## WHAT TO DO
For the listing below, count the lines that contain "coords" and report only the number.
[SUPPLIED RECORDS Boundary: Start]
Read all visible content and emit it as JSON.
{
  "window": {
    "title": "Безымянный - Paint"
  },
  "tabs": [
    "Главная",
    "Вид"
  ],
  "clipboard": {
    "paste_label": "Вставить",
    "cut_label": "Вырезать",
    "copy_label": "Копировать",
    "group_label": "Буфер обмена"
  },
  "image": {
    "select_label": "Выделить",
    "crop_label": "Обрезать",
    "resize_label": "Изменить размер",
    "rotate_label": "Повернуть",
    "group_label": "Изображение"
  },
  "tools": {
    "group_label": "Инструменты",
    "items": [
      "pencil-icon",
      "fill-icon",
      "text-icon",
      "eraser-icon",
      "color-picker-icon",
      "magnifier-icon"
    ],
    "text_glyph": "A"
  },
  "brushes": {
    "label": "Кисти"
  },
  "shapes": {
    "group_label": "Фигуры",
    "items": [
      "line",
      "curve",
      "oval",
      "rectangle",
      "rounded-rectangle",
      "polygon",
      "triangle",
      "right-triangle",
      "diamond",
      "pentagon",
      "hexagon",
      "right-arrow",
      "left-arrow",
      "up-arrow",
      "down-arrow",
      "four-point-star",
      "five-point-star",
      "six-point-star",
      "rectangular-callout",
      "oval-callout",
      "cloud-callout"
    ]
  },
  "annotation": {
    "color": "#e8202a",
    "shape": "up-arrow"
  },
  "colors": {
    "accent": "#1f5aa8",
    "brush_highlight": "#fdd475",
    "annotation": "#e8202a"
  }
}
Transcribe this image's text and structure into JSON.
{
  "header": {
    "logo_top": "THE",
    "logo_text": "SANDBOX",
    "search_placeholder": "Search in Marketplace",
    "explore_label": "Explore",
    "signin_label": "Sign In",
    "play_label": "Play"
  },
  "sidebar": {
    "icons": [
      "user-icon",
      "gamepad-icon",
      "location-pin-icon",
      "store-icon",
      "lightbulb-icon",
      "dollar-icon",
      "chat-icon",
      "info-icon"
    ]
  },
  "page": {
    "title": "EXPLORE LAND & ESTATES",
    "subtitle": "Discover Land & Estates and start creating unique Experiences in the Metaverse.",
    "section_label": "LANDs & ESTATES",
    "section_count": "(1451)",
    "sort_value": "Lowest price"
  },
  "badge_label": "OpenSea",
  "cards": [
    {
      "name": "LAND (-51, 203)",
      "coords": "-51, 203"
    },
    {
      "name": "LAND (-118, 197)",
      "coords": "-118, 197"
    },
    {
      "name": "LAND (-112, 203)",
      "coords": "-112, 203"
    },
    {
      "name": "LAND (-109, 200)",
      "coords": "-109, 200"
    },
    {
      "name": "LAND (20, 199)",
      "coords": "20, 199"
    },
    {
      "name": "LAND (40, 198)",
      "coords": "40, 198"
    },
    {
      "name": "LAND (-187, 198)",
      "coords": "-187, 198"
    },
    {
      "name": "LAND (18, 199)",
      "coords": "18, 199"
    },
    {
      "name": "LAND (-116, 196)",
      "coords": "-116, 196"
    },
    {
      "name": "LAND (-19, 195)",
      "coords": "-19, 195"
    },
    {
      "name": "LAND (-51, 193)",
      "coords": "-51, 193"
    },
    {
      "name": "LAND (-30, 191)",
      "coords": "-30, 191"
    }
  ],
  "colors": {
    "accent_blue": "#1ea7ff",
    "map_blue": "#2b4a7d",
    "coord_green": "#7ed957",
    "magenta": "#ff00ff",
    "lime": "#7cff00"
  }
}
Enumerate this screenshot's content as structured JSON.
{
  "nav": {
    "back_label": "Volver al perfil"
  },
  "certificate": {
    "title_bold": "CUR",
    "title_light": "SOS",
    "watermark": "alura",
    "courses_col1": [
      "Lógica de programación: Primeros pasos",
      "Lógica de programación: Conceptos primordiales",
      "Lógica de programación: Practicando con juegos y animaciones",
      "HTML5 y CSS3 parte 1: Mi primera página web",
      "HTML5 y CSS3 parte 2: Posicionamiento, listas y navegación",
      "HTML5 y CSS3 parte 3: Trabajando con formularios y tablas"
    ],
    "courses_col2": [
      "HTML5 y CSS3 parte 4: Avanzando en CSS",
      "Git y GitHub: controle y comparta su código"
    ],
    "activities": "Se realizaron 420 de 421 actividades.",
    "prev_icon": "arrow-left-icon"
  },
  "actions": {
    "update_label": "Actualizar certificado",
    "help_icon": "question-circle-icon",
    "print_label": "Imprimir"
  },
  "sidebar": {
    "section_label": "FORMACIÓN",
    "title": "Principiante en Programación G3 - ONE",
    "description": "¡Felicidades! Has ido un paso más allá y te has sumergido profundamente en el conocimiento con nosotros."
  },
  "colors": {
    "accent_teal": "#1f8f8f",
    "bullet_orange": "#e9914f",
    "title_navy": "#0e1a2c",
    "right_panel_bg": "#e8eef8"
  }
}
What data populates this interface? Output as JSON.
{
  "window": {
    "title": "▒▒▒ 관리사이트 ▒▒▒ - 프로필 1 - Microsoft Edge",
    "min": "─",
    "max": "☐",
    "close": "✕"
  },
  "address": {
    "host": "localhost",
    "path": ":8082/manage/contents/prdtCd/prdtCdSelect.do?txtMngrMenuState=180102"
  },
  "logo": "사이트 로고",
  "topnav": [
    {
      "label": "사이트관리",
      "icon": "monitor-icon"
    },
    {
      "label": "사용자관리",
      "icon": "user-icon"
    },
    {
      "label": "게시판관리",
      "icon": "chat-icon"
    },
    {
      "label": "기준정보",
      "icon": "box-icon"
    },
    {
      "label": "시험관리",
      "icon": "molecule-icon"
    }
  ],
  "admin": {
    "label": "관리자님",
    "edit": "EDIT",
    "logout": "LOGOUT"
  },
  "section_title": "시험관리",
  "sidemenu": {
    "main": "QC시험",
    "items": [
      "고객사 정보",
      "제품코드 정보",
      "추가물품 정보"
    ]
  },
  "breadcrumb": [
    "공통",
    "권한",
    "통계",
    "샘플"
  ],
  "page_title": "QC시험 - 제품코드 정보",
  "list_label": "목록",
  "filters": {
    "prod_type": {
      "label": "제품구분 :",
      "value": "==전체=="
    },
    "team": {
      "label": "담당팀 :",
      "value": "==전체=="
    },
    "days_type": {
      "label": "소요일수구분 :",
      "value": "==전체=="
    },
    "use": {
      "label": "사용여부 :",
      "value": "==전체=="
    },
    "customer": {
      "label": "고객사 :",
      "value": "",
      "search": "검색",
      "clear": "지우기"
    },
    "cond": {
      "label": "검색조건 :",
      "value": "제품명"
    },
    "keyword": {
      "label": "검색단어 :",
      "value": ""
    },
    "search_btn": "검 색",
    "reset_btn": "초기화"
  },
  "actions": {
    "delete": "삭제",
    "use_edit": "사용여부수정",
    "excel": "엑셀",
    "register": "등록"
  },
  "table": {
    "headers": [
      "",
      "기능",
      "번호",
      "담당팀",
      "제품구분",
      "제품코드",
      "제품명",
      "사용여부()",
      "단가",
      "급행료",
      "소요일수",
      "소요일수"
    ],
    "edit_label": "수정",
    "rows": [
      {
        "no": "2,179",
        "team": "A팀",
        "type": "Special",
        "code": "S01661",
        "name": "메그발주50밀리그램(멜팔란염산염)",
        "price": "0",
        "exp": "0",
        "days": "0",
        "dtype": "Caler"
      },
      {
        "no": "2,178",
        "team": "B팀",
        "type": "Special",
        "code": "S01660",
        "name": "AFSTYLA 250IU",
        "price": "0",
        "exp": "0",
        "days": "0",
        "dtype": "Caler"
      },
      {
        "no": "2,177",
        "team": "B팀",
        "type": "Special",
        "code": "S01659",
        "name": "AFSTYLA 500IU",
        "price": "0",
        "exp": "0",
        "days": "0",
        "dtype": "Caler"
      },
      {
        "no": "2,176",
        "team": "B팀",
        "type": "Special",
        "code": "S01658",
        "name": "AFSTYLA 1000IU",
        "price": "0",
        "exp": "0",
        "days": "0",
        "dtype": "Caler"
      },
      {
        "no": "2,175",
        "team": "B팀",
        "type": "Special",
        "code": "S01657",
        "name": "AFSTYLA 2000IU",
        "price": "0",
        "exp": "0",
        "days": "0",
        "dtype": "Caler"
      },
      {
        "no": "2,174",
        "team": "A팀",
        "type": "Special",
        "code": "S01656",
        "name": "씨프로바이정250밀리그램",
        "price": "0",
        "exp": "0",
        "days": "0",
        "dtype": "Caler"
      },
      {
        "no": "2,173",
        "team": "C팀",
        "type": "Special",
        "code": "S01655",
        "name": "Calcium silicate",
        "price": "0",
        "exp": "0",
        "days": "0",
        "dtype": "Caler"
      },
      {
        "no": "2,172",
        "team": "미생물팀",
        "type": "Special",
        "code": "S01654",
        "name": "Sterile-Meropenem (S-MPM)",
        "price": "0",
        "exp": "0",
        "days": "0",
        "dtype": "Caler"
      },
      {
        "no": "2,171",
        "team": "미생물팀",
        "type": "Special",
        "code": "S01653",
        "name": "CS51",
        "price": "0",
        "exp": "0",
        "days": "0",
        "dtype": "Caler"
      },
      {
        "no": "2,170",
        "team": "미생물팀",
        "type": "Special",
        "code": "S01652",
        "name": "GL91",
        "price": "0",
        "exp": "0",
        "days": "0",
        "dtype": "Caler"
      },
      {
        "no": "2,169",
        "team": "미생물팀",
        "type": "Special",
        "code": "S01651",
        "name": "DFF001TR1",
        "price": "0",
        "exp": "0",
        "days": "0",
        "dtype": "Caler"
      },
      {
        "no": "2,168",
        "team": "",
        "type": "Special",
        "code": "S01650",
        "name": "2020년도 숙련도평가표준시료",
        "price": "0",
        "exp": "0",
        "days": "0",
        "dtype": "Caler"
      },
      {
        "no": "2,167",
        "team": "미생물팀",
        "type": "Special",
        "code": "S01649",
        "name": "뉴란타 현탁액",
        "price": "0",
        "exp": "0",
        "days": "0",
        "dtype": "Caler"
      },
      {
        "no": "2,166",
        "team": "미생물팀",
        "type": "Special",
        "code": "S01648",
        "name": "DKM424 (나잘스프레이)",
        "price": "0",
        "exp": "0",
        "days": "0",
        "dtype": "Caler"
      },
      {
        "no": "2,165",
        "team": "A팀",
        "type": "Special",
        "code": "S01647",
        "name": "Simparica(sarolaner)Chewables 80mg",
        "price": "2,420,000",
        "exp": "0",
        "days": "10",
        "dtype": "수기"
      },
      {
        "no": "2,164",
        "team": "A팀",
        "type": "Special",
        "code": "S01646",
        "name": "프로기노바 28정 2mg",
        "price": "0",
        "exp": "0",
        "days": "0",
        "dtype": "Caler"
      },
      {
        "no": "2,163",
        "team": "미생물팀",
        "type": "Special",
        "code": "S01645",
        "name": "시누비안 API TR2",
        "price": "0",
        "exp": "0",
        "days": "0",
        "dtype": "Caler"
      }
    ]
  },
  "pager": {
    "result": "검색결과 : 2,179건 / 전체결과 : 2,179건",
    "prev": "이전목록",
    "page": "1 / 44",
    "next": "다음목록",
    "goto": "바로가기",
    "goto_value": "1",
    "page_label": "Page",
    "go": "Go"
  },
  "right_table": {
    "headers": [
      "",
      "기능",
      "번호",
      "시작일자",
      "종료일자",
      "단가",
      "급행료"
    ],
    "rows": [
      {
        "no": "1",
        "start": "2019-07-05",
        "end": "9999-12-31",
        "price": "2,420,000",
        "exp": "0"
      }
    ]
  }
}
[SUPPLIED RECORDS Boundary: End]
## EXERCISE OUTPUT
12